→ **EXERCISE DIRECTIONS**: Every line of the data below should be repeated exactly, and no picture should be copied.
------------------------------------------------------------
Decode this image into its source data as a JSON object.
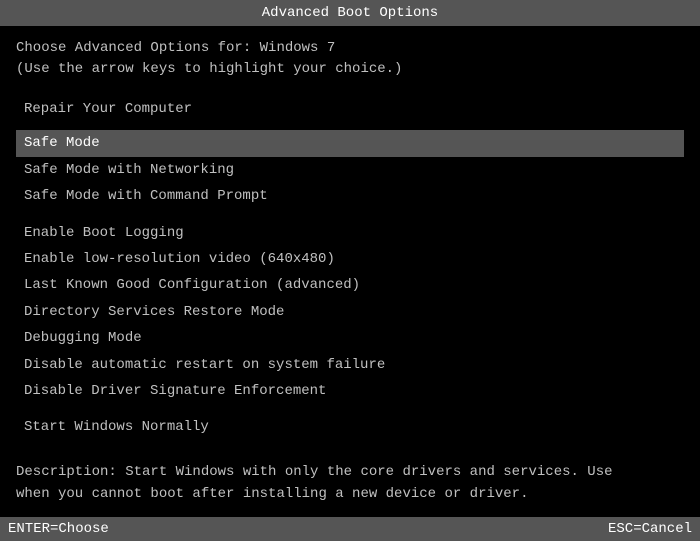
{
  "titleBar": {
    "title": "Advanced Boot Options"
  },
  "header": {
    "line1": "Choose Advanced Options for: Windows 7",
    "line2": "(Use the arrow keys to highlight your choice.)"
  },
  "menuItems": [
    {
      "id": "repair",
      "label": "Repair Your Computer",
      "selected": false,
      "topSection": true
    },
    {
      "id": "safe-mode",
      "label": "Safe Mode",
      "selected": true,
      "topSection": false
    },
    {
      "id": "safe-mode-networking",
      "label": "Safe Mode with Networking",
      "selected": false,
      "topSection": false
    },
    {
      "id": "safe-mode-cmd",
      "label": "Safe Mode with Command Prompt",
      "selected": false,
      "topSection": false
    },
    {
      "id": "enable-boot-logging",
      "label": "Enable Boot Logging",
      "selected": false,
      "topSection": false
    },
    {
      "id": "low-res-video",
      "label": "Enable low-resolution video (640x480)",
      "selected": false,
      "topSection": false
    },
    {
      "id": "last-known-good",
      "label": "Last Known Good Configuration (advanced)",
      "selected": false,
      "topSection": false
    },
    {
      "id": "directory-services",
      "label": "Directory Services Restore Mode",
      "selected": false,
      "topSection": false
    },
    {
      "id": "debugging-mode",
      "label": "Debugging Mode",
      "selected": false,
      "topSection": false
    },
    {
      "id": "disable-restart",
      "label": "Disable automatic restart on system failure",
      "selected": false,
      "topSection": false
    },
    {
      "id": "disable-driver-sig",
      "label": "Disable Driver Signature Enforcement",
      "selected": false,
      "topSection": false
    },
    {
      "id": "start-normally",
      "label": "Start Windows Normally",
      "selected": false,
      "topSection": false
    }
  ],
  "description": {
    "line1": "Description: Start Windows with only the core drivers and services. Use",
    "line2": "             when you cannot boot after installing a new device or driver."
  },
  "statusBar": {
    "enterLabel": "ENTER=Choose",
    "escLabel": "ESC=Cancel"
  }
}
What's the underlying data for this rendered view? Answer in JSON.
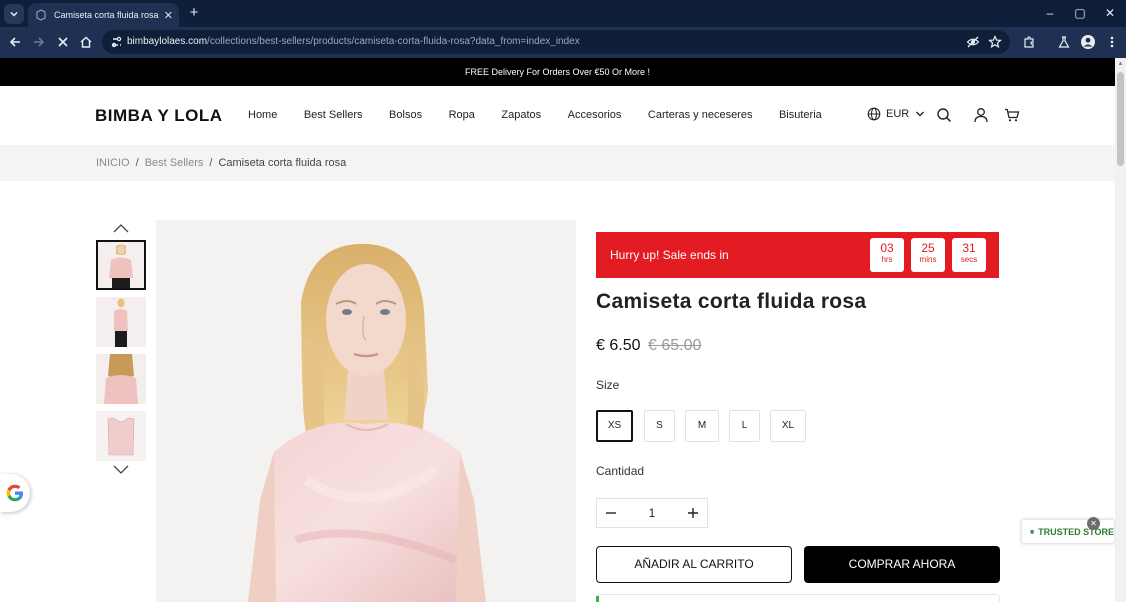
{
  "browser": {
    "tab_title": "Camiseta corta fluida rosa",
    "url_domain": "bimbaylolaes.com",
    "url_path": "/collections/best-sellers/products/camiseta-corta-fluida-rosa?data_from=index_index",
    "new_tab_symbol": "+",
    "close_symbol": "✕",
    "window_controls": {
      "minimize": "–",
      "maximize": "▢",
      "close": "✕"
    }
  },
  "announcement": {
    "text": "FREE Delivery For Orders Over €50 Or More !"
  },
  "header": {
    "logo": "BIMBA Y LOLA",
    "nav": [
      "Home",
      "Best Sellers",
      "Bolsos",
      "Ropa",
      "Zapatos",
      "Accesorios",
      "Carteras y neceseres",
      "Bisuteria"
    ],
    "currency": "EUR"
  },
  "breadcrumb": {
    "home": "INICIO",
    "category": "Best Sellers",
    "current": "Camiseta corta fluida rosa",
    "separator": "/"
  },
  "gallery": {
    "thumbnails": [
      "thumb-front",
      "thumb-side",
      "thumb-back",
      "thumb-flat"
    ],
    "active_index": 0
  },
  "countdown": {
    "label": "Hurry up!  Sale ends in",
    "hours": "03",
    "hours_unit": "hrs",
    "mins": "25",
    "mins_unit": "mins",
    "secs": "31",
    "secs_unit": "secs"
  },
  "product": {
    "title": "Camiseta corta fluida rosa",
    "price": "€ 6.50",
    "compare_price": "€ 65.00",
    "size_label": "Size",
    "sizes": [
      "XS",
      "S",
      "M",
      "L",
      "XL"
    ],
    "selected_size": "XS",
    "quantity_label": "Cantidad",
    "quantity": "1",
    "add_to_cart": "AÑADIR AL CARRITO",
    "buy_now": "COMPRAR AHORA"
  },
  "trust": {
    "label": "TRUSTED STORE",
    "close_symbol": "✕"
  },
  "colors": {
    "sale_red": "#e31b23",
    "black": "#000000",
    "trusted_green": "#2e7d32",
    "breadcrumb_bg": "#f4f4f4"
  }
}
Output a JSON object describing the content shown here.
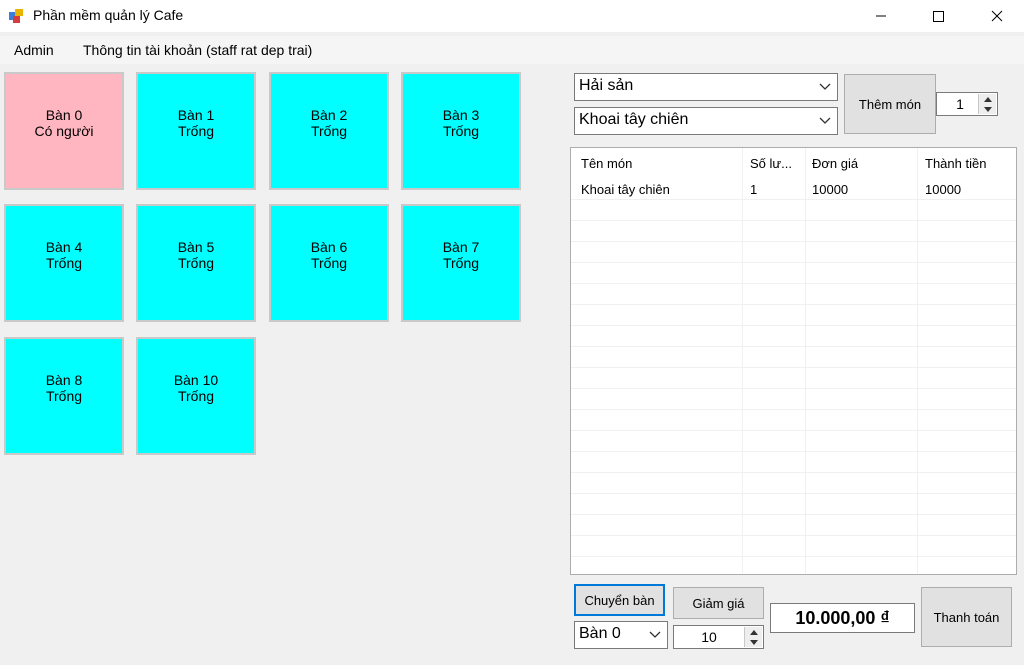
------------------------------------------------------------
→ **RESPONSE TO THIS EXERCISE**:
Decode this image into its source data as a JSON object.
{
  "titleBar": {
    "title": "Advanced Boot Options"
  },
  "header": {
    "line1": "Choose Advanced Options for: Windows 7",
    "line2": "(Use the arrow keys to highlight your choice.)"
  },
  "menuItems": [
    {
      "id": "repair",
      "label": "Repair Your Computer",
      "selected": false,
      "topSection": true
    },
    {
      "id": "safe-mode",
      "label": "Safe Mode",
      "selected": true,
      "topSection": false
    },
    {
      "id": "safe-mode-networking",
      "label": "Safe Mode with Networking",
      "selected": false,
      "topSection": false
    },
    {
      "id": "safe-mode-cmd",
      "label": "Safe Mode with Command Prompt",
      "selected": false,
      "topSection": false
    },
    {
      "id": "enable-boot-logging",
      "label": "Enable Boot Logging",
      "selected": false,
      "topSection": false
    },
    {
      "id": "low-res-video",
      "label": "Enable low-resolution video (640x480)",
      "selected": false,
      "topSection": false
    },
    {
      "id": "last-known-good",
      "label": "Last Known Good Configuration (advanced)",
      "selected": false,
      "topSection": false
    },
    {
      "id": "directory-services",
      "label": "Directory Services Restore Mode",
      "selected": false,
      "topSection": false
    },
    {
      "id": "debugging-mode",
      "label": "Debugging Mode",
      "selected": false,
      "topSection": false
    },
    {
      "id": "disable-restart",
      "label": "Disable automatic restart on system failure",
      "selected": false,
      "topSection": false
    },
    {
      "id": "disable-driver-sig",
      "label": "Disable Driver Signature Enforcement",
      "selected": false,
      "topSection": false
    },
    {
      "id": "start-normally",
      "label": "Start Windows Normally",
      "selected": false,
      "topSection": false
    }
  ],
  "description": {
    "line1": "Description: Start Windows with only the core drivers and services. Use",
    "line2": "             when you cannot boot after installing a new device or driver."
  },
  "statusBar": {
    "enterLabel": "ENTER=Choose",
    "escLabel": "ESC=Cancel"
  }
}
What's the underlying data for this rendered view? Answer in JSON.
{
  "browser": {
    "tab_title": "Camiseta corta fluida rosa",
    "url_domain": "bimbaylolaes.com",
    "url_path": "/collections/best-sellers/products/camiseta-corta-fluida-rosa?data_from=index_index",
    "new_tab_symbol": "+",
    "close_symbol": "✕",
    "window_controls": {
      "minimize": "–",
      "maximize": "▢",
      "close": "✕"
    }
  },
  "announcement": {
    "text": "FREE Delivery For Orders Over €50 Or More !"
  },
  "header": {
    "logo": "BIMBA Y LOLA",
    "nav": [
      "Home",
      "Best Sellers",
      "Bolsos",
      "Ropa",
      "Zapatos",
      "Accesorios",
      "Carteras y neceseres",
      "Bisuteria"
    ],
    "currency": "EUR"
  },
  "breadcrumb": {
    "home": "INICIO",
    "category": "Best Sellers",
    "current": "Camiseta corta fluida rosa",
    "separator": "/"
  },
  "gallery": {
    "thumbnails": [
      "thumb-front",
      "thumb-side",
      "thumb-back",
      "thumb-flat"
    ],
    "active_index": 0
  },
  "countdown": {
    "label": "Hurry up!  Sale ends in",
    "hours": "03",
    "hours_unit": "hrs",
    "mins": "25",
    "mins_unit": "mins",
    "secs": "31",
    "secs_unit": "secs"
  },
  "product": {
    "title": "Camiseta corta fluida rosa",
    "price": "€ 6.50",
    "compare_price": "€ 65.00",
    "size_label": "Size",
    "sizes": [
      "XS",
      "S",
      "M",
      "L",
      "XL"
    ],
    "selected_size": "XS",
    "quantity_label": "Cantidad",
    "quantity": "1",
    "add_to_cart": "AÑADIR AL CARRITO",
    "buy_now": "COMPRAR AHORA"
  },
  "trust": {
    "label": "TRUSTED STORE",
    "close_symbol": "✕"
  },
  "colors": {
    "sale_red": "#e31b23",
    "black": "#000000",
    "trusted_green": "#2e7d32",
    "breadcrumb_bg": "#f4f4f4"
  }
}
Output a JSON object describing the content shown here.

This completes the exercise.